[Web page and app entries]
- Opening Delimiter -
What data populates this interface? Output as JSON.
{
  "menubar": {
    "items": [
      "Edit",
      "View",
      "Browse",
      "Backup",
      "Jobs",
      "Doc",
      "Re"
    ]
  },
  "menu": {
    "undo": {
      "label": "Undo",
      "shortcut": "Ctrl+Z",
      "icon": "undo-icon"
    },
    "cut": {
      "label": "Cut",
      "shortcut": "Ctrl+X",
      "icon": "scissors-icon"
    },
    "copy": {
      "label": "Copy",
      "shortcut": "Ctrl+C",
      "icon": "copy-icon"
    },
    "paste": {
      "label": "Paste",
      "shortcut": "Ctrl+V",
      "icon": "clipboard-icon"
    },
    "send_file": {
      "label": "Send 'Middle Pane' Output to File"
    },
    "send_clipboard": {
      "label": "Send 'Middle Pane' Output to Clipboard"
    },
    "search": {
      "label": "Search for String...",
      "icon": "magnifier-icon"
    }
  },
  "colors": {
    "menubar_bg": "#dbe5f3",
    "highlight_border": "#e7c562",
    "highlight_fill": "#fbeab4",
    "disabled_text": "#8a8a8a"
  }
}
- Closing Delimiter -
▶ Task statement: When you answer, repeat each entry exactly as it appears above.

▶ Answer space:
What data populates this interface? Output as JSON.
{
  "menubar": {
    "items": [
      "Edit",
      "View",
      "Browse",
      "Backup",
      "Jobs",
      "Doc",
      "Re"
    ]
  },
  "menu": {
    "undo": {
      "label": "Undo",
      "shortcut": "Ctrl+Z",
      "icon": "undo-icon"
    },
    "cut": {
      "label": "Cut",
      "shortcut": "Ctrl+X",
      "icon": "scissors-icon"
    },
    "copy": {
      "label": "Copy",
      "shortcut": "Ctrl+C",
      "icon": "copy-icon"
    },
    "paste": {
      "label": "Paste",
      "shortcut": "Ctrl+V",
      "icon": "clipboard-icon"
    },
    "send_file": {
      "label": "Send 'Middle Pane' Output to File"
    },
    "send_clipboard": {
      "label": "Send 'Middle Pane' Output to Clipboard"
    },
    "search": {
      "label": "Search for String...",
      "icon": "magnifier-icon"
    }
  },
  "colors": {
    "menubar_bg": "#dbe5f3",
    "highlight_border": "#e7c562",
    "highlight_fill": "#fbeab4",
    "disabled_text": "#8a8a8a"
  }
}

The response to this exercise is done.